Of the entries that follow, how many lines hold the word "skin"? Reply with the number only.

[Element data from apps and pages]
+++++

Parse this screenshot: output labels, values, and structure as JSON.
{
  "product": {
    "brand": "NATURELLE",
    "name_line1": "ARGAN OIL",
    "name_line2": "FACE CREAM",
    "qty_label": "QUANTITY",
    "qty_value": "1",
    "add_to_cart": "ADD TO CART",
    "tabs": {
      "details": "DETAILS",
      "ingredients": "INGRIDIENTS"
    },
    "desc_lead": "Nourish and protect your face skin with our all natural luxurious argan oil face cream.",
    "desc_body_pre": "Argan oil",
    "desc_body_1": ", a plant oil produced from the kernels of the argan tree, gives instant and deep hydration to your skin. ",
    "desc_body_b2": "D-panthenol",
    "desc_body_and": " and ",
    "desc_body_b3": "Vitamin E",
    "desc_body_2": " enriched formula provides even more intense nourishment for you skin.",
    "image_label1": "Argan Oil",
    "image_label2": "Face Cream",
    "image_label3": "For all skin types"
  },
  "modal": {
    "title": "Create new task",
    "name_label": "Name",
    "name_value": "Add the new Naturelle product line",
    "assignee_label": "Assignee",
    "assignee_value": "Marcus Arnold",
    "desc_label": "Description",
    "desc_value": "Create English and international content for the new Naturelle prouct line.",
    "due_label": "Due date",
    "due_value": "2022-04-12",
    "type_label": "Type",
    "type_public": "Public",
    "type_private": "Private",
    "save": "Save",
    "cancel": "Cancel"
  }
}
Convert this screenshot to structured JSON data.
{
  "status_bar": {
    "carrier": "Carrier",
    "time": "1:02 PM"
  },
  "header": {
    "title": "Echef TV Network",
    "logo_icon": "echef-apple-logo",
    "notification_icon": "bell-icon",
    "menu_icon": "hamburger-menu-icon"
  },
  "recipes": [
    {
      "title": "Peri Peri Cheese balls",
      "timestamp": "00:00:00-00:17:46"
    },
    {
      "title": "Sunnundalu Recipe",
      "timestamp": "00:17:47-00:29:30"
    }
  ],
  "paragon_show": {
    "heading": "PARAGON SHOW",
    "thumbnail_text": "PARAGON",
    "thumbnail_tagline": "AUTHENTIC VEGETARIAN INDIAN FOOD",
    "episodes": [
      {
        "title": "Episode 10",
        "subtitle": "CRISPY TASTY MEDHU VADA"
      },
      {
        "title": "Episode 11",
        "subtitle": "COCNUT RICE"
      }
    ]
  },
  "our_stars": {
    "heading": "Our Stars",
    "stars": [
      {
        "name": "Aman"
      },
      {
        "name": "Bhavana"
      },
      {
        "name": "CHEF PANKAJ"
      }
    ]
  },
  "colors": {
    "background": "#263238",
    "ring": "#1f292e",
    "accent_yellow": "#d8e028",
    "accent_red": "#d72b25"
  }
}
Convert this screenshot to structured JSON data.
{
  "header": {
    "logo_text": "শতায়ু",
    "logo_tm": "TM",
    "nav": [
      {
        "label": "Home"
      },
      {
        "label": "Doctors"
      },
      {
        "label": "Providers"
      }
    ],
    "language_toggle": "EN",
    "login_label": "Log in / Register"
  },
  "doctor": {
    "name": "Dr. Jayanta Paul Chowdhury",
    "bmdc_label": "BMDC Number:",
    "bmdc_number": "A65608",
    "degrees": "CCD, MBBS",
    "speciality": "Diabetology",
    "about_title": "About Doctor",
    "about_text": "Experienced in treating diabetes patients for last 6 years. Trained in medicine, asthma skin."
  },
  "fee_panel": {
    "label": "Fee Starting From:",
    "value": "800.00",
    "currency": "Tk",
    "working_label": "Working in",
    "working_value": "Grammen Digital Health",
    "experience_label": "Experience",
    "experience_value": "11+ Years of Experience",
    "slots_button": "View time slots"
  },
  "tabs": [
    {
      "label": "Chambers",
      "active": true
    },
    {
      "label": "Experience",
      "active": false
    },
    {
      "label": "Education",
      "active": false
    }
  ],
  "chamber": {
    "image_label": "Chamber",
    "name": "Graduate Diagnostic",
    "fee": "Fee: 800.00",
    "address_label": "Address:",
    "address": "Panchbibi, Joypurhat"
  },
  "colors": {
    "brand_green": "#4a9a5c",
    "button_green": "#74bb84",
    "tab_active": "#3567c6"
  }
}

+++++

Task output:
5